The move follows the center's recent victory in a months-long court battle to build a mosque in the city.
The Islamic center is formally subordinate to the Spiritual Board Of Muslims of the European part of Russia.
Aynaz Safiullin, a leading member of the local Muslim community, told RFE/RL on December 1.
"[They asked] how many people attend Friday prayers, who they are, and where they are from. They asked for their phone numbers and addresses. They were also interested in how we pay the rent for our Islamic center and where we get money for it."
Voronezh Oblast police press service deputy head Igor Sushkov said asking for information about Muslims living in Voronezh does not violate the law on investigations.
But human rights activists say doing so contravenes the law on protection of personal data.
The Voronezh Islamic center rents a building in the northern district of the city. It has just started building a mosque after an eight-month court battle.
"The Prosecutor-General's Office, members of the Public Chamber of the State Duma, and local residents did their best to prevent us from building a mosque," Safiullin said.
But the Islam center won the case.

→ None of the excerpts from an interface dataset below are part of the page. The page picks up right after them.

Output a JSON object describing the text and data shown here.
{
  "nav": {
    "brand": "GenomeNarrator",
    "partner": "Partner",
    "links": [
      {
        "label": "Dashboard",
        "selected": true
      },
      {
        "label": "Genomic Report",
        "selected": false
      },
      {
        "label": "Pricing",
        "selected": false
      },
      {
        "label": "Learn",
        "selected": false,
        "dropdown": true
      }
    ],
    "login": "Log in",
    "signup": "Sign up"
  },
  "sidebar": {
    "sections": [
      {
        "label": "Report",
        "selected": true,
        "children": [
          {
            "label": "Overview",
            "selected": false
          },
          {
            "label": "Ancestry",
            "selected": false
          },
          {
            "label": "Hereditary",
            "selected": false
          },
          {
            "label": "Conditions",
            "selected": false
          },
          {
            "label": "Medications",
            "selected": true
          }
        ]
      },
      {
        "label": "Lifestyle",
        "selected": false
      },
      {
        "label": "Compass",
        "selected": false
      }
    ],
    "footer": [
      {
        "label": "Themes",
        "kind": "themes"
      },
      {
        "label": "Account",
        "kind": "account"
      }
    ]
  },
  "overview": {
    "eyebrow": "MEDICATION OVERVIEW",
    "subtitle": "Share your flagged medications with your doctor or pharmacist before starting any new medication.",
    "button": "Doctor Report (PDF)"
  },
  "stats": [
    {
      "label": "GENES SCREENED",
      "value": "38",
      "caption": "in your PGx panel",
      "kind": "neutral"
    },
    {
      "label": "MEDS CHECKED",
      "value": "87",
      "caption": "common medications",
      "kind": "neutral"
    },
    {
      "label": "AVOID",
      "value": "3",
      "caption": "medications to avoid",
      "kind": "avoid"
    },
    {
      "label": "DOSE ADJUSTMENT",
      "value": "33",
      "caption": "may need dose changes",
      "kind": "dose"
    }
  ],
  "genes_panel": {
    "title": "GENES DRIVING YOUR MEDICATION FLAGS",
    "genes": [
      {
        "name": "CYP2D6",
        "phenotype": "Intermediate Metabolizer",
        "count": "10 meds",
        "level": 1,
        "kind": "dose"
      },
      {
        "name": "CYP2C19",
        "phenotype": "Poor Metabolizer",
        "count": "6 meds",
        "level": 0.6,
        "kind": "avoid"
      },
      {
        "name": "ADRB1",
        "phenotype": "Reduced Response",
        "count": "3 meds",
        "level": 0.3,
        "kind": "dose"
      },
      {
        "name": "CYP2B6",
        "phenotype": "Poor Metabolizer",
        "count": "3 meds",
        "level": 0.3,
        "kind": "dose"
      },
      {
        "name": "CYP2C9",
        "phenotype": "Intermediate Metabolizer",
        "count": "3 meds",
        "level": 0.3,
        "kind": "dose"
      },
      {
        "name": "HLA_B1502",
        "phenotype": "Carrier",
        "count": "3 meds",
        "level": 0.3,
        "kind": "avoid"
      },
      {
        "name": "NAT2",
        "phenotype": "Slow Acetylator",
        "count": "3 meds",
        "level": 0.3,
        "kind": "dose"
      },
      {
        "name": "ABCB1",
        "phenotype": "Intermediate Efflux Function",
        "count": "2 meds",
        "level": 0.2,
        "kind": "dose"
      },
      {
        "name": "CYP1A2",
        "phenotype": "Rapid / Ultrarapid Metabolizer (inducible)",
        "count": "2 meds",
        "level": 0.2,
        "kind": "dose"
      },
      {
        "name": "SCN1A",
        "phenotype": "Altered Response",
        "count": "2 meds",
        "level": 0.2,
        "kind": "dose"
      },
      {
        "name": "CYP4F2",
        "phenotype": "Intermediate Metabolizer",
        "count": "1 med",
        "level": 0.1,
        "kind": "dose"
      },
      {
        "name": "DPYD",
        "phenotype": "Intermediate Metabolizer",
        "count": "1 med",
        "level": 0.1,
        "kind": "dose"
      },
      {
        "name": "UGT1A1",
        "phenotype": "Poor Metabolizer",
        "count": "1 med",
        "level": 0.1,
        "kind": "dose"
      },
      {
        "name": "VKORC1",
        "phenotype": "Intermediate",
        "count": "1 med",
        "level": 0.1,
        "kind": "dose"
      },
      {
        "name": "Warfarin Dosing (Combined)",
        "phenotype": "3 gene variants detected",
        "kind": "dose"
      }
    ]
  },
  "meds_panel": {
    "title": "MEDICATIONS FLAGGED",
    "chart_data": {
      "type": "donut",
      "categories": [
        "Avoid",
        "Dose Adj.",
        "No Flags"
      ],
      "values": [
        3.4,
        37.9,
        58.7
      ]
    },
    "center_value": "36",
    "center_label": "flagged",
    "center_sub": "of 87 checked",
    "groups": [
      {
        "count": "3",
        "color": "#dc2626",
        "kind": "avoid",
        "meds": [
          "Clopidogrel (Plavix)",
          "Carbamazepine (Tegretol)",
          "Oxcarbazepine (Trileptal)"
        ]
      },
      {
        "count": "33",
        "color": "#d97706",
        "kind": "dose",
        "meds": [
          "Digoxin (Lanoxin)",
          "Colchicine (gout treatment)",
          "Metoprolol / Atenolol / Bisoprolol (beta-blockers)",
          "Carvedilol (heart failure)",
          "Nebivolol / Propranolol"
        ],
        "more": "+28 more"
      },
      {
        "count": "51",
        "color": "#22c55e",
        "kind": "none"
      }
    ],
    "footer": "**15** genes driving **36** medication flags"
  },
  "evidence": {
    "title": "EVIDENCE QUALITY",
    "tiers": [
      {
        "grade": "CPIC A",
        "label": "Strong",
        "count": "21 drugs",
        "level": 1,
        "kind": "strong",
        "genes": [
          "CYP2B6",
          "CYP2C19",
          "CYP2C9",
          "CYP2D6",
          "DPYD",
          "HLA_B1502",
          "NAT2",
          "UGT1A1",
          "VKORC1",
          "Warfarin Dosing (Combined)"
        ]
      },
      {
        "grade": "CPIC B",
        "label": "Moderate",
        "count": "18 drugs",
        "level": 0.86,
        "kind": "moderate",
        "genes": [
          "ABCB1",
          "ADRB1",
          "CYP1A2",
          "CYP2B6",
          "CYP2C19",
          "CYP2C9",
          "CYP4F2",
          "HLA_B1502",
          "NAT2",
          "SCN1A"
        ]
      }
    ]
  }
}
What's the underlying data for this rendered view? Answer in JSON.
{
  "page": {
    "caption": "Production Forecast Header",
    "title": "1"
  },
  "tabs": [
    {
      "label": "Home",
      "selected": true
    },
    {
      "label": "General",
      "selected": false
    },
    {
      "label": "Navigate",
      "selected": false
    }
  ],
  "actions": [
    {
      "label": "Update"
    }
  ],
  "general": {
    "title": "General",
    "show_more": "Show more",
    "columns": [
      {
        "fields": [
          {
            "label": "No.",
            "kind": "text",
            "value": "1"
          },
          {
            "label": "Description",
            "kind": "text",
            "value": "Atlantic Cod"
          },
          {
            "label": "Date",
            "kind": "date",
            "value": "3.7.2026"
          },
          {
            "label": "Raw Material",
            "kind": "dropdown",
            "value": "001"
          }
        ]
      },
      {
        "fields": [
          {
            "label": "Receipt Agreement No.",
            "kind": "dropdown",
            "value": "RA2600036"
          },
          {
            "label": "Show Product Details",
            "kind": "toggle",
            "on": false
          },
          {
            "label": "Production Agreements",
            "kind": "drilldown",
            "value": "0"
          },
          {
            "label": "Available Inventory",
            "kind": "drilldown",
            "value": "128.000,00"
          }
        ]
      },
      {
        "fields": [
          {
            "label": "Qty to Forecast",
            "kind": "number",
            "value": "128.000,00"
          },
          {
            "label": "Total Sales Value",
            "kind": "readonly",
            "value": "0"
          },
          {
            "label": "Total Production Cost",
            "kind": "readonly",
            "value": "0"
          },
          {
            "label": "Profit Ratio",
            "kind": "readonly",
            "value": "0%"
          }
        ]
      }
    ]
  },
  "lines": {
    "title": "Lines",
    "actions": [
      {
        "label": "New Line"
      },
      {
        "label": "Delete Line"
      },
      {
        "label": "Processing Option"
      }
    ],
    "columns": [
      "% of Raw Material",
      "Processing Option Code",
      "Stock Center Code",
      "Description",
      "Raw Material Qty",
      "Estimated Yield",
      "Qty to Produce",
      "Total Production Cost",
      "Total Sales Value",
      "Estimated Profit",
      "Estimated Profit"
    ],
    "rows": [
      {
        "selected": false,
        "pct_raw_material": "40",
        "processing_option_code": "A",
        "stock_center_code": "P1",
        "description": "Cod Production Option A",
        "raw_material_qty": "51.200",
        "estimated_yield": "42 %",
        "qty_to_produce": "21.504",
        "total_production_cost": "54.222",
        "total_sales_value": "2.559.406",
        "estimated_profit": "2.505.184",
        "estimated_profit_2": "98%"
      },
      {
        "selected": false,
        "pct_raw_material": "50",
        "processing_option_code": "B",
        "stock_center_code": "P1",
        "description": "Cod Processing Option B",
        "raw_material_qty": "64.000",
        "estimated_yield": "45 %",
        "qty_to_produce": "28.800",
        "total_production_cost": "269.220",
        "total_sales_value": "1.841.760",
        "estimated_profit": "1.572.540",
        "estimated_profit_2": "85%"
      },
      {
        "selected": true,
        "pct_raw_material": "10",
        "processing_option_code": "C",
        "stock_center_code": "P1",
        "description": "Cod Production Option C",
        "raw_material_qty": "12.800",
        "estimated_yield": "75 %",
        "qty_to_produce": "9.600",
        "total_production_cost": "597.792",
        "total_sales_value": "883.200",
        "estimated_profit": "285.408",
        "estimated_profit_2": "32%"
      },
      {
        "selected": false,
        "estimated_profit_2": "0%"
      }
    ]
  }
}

Some 150-200 Muslims attend Friday Prayers and 300-500 people come to the center on Muslim holidays. The center plans to start classes in Tatar, Arabic, and reading the Koran.